Copy everything in the listing below word for word, apart from any images.

··· Data provided ···

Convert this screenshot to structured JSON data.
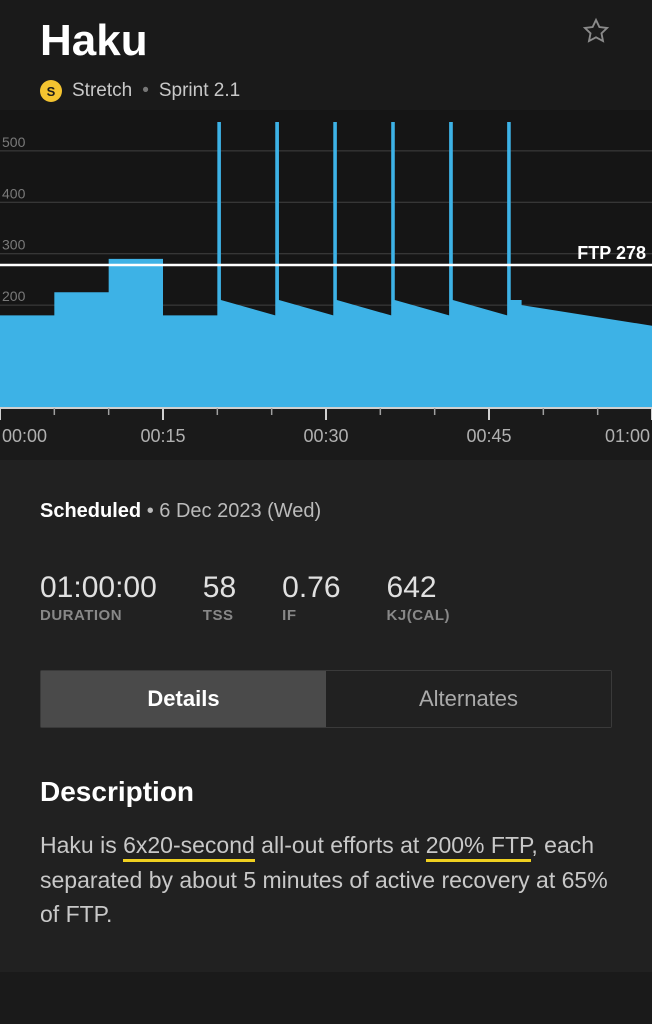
{
  "header": {
    "title": "Haku",
    "badge_letter": "S",
    "tag": "Stretch",
    "plan": "Sprint 2.1"
  },
  "scheduled": {
    "label": "Scheduled",
    "date": "6 Dec 2023 (Wed)"
  },
  "stats": {
    "duration_val": "01:00:00",
    "duration_lbl": "DURATION",
    "tss_val": "58",
    "tss_lbl": "TSS",
    "if_val": "0.76",
    "if_lbl": "IF",
    "kj_val": "642",
    "kj_lbl": "KJ(CAL)"
  },
  "tabs": {
    "details": "Details",
    "alternates": "Alternates",
    "active": "details"
  },
  "description": {
    "title": "Description",
    "text_before": "Haku is ",
    "hl1": "6x20-second",
    "text_mid1": " all-out efforts at ",
    "hl2": "200% FTP",
    "text_after": ", each separated by about 5 minutes of active recovery at 65% of FTP."
  },
  "chart_data": {
    "type": "area",
    "ftp": 278,
    "ftp_label": "FTP 278",
    "y_ticks": [
      200,
      300,
      400,
      500
    ],
    "x_ticks": [
      "00:00",
      "00:15",
      "00:30",
      "00:45",
      "01:00"
    ],
    "x_range_minutes": [
      0,
      60
    ],
    "y_range": [
      0,
      560
    ],
    "intervals_power_vs_time_min": [
      {
        "from": 0,
        "to": 5,
        "watts": 180
      },
      {
        "from": 5,
        "to": 10,
        "watts": 225
      },
      {
        "from": 10,
        "to": 15,
        "watts": 290
      },
      {
        "from": 15,
        "to": 20,
        "watts": 180
      },
      {
        "from": 20,
        "to": 20.33,
        "watts": 556
      },
      {
        "from": 20.33,
        "to": 25.33,
        "watts_start": 210,
        "watts_end": 180
      },
      {
        "from": 25.33,
        "to": 25.67,
        "watts": 556
      },
      {
        "from": 25.67,
        "to": 30.67,
        "watts_start": 210,
        "watts_end": 180
      },
      {
        "from": 30.67,
        "to": 31,
        "watts": 556
      },
      {
        "from": 31,
        "to": 36,
        "watts_start": 210,
        "watts_end": 180
      },
      {
        "from": 36,
        "to": 36.33,
        "watts": 556
      },
      {
        "from": 36.33,
        "to": 41.33,
        "watts_start": 210,
        "watts_end": 180
      },
      {
        "from": 41.33,
        "to": 41.67,
        "watts": 556
      },
      {
        "from": 41.67,
        "to": 46.67,
        "watts_start": 210,
        "watts_end": 180
      },
      {
        "from": 46.67,
        "to": 47,
        "watts": 556
      },
      {
        "from": 47,
        "to": 48,
        "watts": 210
      },
      {
        "from": 48,
        "to": 60,
        "watts_start": 200,
        "watts_end": 160
      }
    ],
    "colors": {
      "power": "#3db2e6",
      "grid": "#414141",
      "ftp_line": "#ffffff"
    }
  }
}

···

◆ **Exercise output**:
Convert this screenshot to structured JSON data.
{
  "header": {
    "title": "Haku",
    "badge_letter": "S",
    "tag": "Stretch",
    "plan": "Sprint 2.1"
  },
  "scheduled": {
    "label": "Scheduled",
    "date": "6 Dec 2023 (Wed)"
  },
  "stats": {
    "duration_val": "01:00:00",
    "duration_lbl": "DURATION",
    "tss_val": "58",
    "tss_lbl": "TSS",
    "if_val": "0.76",
    "if_lbl": "IF",
    "kj_val": "642",
    "kj_lbl": "KJ(CAL)"
  },
  "tabs": {
    "details": "Details",
    "alternates": "Alternates",
    "active": "details"
  },
  "description": {
    "title": "Description",
    "text_before": "Haku is ",
    "hl1": "6x20-second",
    "text_mid1": " all-out efforts at ",
    "hl2": "200% FTP",
    "text_after": ", each separated by about 5 minutes of active recovery at 65% of FTP."
  },
  "chart_data": {
    "type": "area",
    "ftp": 278,
    "ftp_label": "FTP 278",
    "y_ticks": [
      200,
      300,
      400,
      500
    ],
    "x_ticks": [
      "00:00",
      "00:15",
      "00:30",
      "00:45",
      "01:00"
    ],
    "x_range_minutes": [
      0,
      60
    ],
    "y_range": [
      0,
      560
    ],
    "intervals_power_vs_time_min": [
      {
        "from": 0,
        "to": 5,
        "watts": 180
      },
      {
        "from": 5,
        "to": 10,
        "watts": 225
      },
      {
        "from": 10,
        "to": 15,
        "watts": 290
      },
      {
        "from": 15,
        "to": 20,
        "watts": 180
      },
      {
        "from": 20,
        "to": 20.33,
        "watts": 556
      },
      {
        "from": 20.33,
        "to": 25.33,
        "watts_start": 210,
        "watts_end": 180
      },
      {
        "from": 25.33,
        "to": 25.67,
        "watts": 556
      },
      {
        "from": 25.67,
        "to": 30.67,
        "watts_start": 210,
        "watts_end": 180
      },
      {
        "from": 30.67,
        "to": 31,
        "watts": 556
      },
      {
        "from": 31,
        "to": 36,
        "watts_start": 210,
        "watts_end": 180
      },
      {
        "from": 36,
        "to": 36.33,
        "watts": 556
      },
      {
        "from": 36.33,
        "to": 41.33,
        "watts_start": 210,
        "watts_end": 180
      },
      {
        "from": 41.33,
        "to": 41.67,
        "watts": 556
      },
      {
        "from": 41.67,
        "to": 46.67,
        "watts_start": 210,
        "watts_end": 180
      },
      {
        "from": 46.67,
        "to": 47,
        "watts": 556
      },
      {
        "from": 47,
        "to": 48,
        "watts": 210
      },
      {
        "from": 48,
        "to": 60,
        "watts_start": 200,
        "watts_end": 160
      }
    ],
    "colors": {
      "power": "#3db2e6",
      "grid": "#414141",
      "ftp_line": "#ffffff"
    }
  }
}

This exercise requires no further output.